Reference
1Seeger, K. and R.E. Palmer. "Fabrication of Silicon Cones and Pillars Using Rough Metal Films as Plasma Etching Masks." Applied Physics Letters. vol. 74, No. 11. (1999): pp. 1627-1629.
Referenced by
Citing PatentFiling datePublication dateApplicantTitle
US7939916 *Jan 25, 2007May 10, 2011Analog Devices, Inc.Wafer level CSP packaging concept
Classifications
U.S. Classification257/622, 257/623, 257/E23.127
International ClassificationH01L23/31, H01L29/06
Cooperative ClassificationH01L2924/0002, H01L23/3142
European ClassificationH01L23/31H6
Legal Events
DateCodeEventDescription
Nov 23, 2010FPAYFee payment
Year of fee payment: 4
Dec 27, 2004ASAssignment
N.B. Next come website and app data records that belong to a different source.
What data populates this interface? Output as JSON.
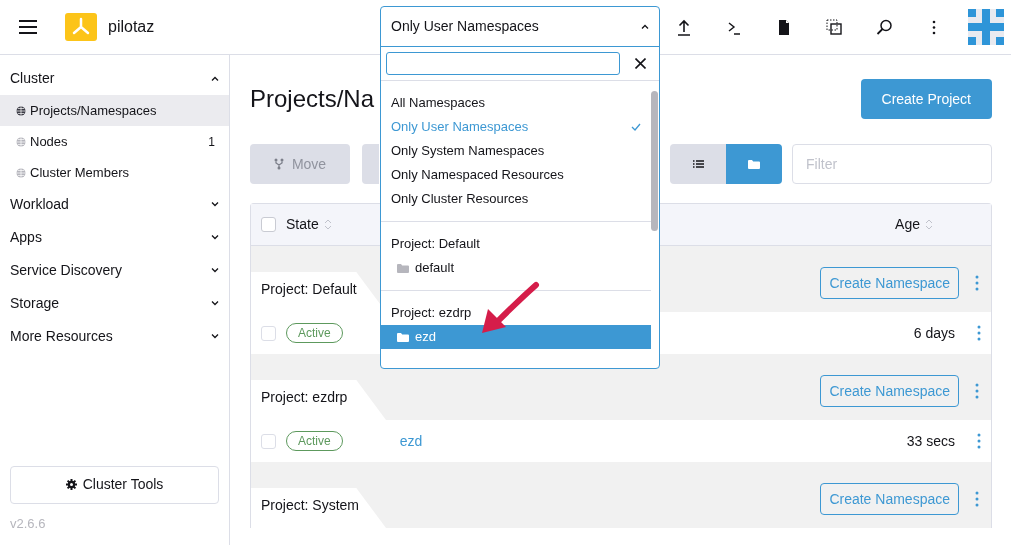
{
  "header": {
    "cluster_name": "pilotaz"
  },
  "sidebar": {
    "groups": [
      {
        "label": "Cluster",
        "expanded": true,
        "items": [
          {
            "label": "Projects/Namespaces",
            "selected": true
          },
          {
            "label": "Nodes",
            "selected": false,
            "count": "1"
          },
          {
            "label": "Cluster Members",
            "selected": false
          }
        ]
      },
      {
        "label": "Workload",
        "expanded": false
      },
      {
        "label": "Apps",
        "expanded": false
      },
      {
        "label": "Service Discovery",
        "expanded": false
      },
      {
        "label": "Storage",
        "expanded": false
      },
      {
        "label": "More Resources",
        "expanded": false
      }
    ],
    "tools_button": "Cluster Tools",
    "version": "v2.6.6"
  },
  "table_header": {
    "select_all_checked": false
  },
  "page": {
    "title": "Projects/Na",
    "create_button": "Create Project",
    "move_button": "Move",
    "view_toggle": [
      {
        "kind": "list",
        "selected": false
      },
      {
        "kind": "folder",
        "selected": true
      }
    ],
    "filter_placeholder": "Filter"
  },
  "table": {
    "columns": [
      "State",
      "Age"
    ],
    "groups": [
      {
        "title": "Project: Default",
        "action": "Create Namespace",
        "rows": [
          {
            "state": "Active",
            "age": "6 days",
            "checked": false
          }
        ]
      },
      {
        "title": "Project: ezdrp",
        "action": "Create Namespace",
        "rows": [
          {
            "state": "Active",
            "name": "ezd",
            "age": "33 secs",
            "checked": false
          }
        ]
      },
      {
        "title": "Project: System",
        "action": "Create Namespace"
      }
    ]
  },
  "namespace_dropdown": {
    "value": "Only User Namespaces",
    "expanded": true,
    "filters": [
      {
        "label": "All Namespaces",
        "selected": false
      },
      {
        "label": "Only User Namespaces",
        "selected": true
      },
      {
        "label": "Only System Namespaces",
        "selected": false
      },
      {
        "label": "Only Namespaced Resources",
        "selected": false
      },
      {
        "label": "Only Cluster Resources",
        "selected": false
      }
    ],
    "projects": [
      {
        "label": "Project: Default",
        "namespaces": [
          {
            "label": "default",
            "highlighted": false
          }
        ]
      },
      {
        "label": "Project: ezdrp",
        "namespaces": [
          {
            "label": "ezd",
            "highlighted": true
          }
        ]
      }
    ]
  }
}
Owner name: INFINEON TECHNOLOGIES AG, GERMANY
Free format text: ASSIGNMENT OF ASSIGNORS INTEREST;ASSIGNOR:HAEBERLEN, OLIVER;REEL/FRAME:016109/0370
Effective date: 20041015